I still believe that storytellers are the molders of reality. That they are the makers of fashion. The creators of myth and the new religion. So spread the words:

I still believe.

I still believe that a story can be dark without being morally bankrupt. Can still be original without pretending it’s the only story that’s every been told.

I still believe.

I still believe in the difference between Ayn Rand and George Orwell.

Between Robert Heinlein and Ray Bradbury.

Orson Scott Card and Arthur C. Clarke

L. Ron Hubbard

and Philip K. Dick.

I still believe.

I still believe in morality. I still believe in the beauty of words and ideas. And in the boundless creativity of unrestrained self-awareness.

So sure, your big bad anti-hero can pull off the heist. Make the killing. Cheating, lying, stealing and torturing their way to your story’s end. But if you leave out the consequence, continually omit the well-earned punishment for their evil actions, were they characters in the real world, it’s not only bad writing, its neglectful. It’s inhumane. It’s insulting.

For the world is full of stories. Some for real. Some for fantasy. Some are fiction. Some are fictionalized. And so-called non-fiction. And every time you finish a story, close a screenplay or a book with those big black beautiful bold words; THE END at the bottom of a page, you add to the outside world of stories from your inner world. You create life and affect lives. As the wheel turns, showing life imitates art imitates life imitates art imitates life imitates art, ad infinitum.

So won’t you please stop giving us false tales of false people with false emotions because it warps the wheel. And because you are a Storyteller (with a capital s). You provide an emotional experience to people without them having to have lived that experience. You give us an emotional cushion without the emotional scars. And that’s amazing.

So stop lying.

This is your story. You’re the storyteller. But you do not have to be a BAD storyteller.

The truth is… The truth has always been… you can be better.


Thanks for listening.

– Mel

Amorality Tale 1

Amorality Tale 2


3 thoughts on “Amorality Tale 3: The Inner World of the Bad Storyteller

  1. Pingback: Spared or Spoiled Film Reviews: Nightcrawler | Mel Rook & The 7 Deadly Sins

  2. Pingback: Amorality Tale: Life Imitates Art | Mel Rook & The 7 Deadly Sins

  3. Pingback: Amorality Tale 2: The Seven Deadly Sins | Mel Rook & The 7 Deadly Sins

Leave a Reply

Fill in your details below or click an icon to log in: Logo

You are commenting using your account. Log Out / Change )

Twitter picture

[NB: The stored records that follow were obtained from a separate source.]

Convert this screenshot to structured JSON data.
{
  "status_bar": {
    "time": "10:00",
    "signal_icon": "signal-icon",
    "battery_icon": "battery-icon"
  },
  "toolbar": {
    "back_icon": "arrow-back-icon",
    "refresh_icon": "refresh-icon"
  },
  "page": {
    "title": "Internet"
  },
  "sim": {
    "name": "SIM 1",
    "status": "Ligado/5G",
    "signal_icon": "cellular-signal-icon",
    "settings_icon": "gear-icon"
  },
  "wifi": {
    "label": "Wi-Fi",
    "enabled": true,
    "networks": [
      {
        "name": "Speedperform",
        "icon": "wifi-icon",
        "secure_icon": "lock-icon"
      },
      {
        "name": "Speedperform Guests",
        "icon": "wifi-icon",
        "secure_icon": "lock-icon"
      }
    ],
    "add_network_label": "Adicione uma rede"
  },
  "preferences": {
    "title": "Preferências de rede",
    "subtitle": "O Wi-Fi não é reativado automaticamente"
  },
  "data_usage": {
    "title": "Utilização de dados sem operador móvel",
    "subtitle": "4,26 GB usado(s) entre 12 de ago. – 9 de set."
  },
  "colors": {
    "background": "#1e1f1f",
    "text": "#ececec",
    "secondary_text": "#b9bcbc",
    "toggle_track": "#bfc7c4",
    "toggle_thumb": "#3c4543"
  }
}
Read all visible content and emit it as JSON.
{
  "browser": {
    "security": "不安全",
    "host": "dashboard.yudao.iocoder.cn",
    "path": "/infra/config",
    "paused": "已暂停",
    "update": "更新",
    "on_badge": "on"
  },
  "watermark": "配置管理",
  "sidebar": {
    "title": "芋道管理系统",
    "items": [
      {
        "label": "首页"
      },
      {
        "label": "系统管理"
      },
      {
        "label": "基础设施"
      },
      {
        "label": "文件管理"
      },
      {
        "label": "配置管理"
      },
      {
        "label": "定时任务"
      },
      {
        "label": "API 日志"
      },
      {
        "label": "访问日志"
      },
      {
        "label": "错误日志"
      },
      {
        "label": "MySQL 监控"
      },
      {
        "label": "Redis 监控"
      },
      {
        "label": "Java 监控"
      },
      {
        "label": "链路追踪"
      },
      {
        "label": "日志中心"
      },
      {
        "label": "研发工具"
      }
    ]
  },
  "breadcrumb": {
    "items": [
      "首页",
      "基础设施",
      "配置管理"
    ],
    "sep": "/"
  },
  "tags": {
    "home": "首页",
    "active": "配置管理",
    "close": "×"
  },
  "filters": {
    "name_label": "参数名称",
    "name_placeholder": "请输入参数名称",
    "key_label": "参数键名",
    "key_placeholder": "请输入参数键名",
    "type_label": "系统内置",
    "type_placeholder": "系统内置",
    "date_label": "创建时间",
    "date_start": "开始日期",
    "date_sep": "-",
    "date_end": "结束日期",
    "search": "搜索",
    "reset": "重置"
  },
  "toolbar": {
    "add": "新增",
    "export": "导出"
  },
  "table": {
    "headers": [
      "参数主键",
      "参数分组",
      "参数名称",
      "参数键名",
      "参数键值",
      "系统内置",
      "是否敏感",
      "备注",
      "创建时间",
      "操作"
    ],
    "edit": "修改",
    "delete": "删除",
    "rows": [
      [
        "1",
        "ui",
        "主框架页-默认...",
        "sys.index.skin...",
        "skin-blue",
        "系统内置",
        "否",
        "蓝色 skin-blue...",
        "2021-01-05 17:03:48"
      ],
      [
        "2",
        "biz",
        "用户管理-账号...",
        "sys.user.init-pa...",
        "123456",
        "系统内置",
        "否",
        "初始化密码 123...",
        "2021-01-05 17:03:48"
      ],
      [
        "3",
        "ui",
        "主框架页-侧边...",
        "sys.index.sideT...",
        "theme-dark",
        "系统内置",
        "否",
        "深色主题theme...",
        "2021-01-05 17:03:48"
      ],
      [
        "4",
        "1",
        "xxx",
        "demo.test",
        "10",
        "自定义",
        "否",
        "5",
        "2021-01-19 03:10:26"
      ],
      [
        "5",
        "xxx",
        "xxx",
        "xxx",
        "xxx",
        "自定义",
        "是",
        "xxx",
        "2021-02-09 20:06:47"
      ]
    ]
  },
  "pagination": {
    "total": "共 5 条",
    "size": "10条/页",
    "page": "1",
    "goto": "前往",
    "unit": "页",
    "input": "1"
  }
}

You are commenting using your Twitter account. Log Out / Change )

Facebook photo

You are commenting using your Facebook account. Log Out / Change )

Google+ photo

You are commenting using your Google+ account. Log Out / Change )

Connecting to %s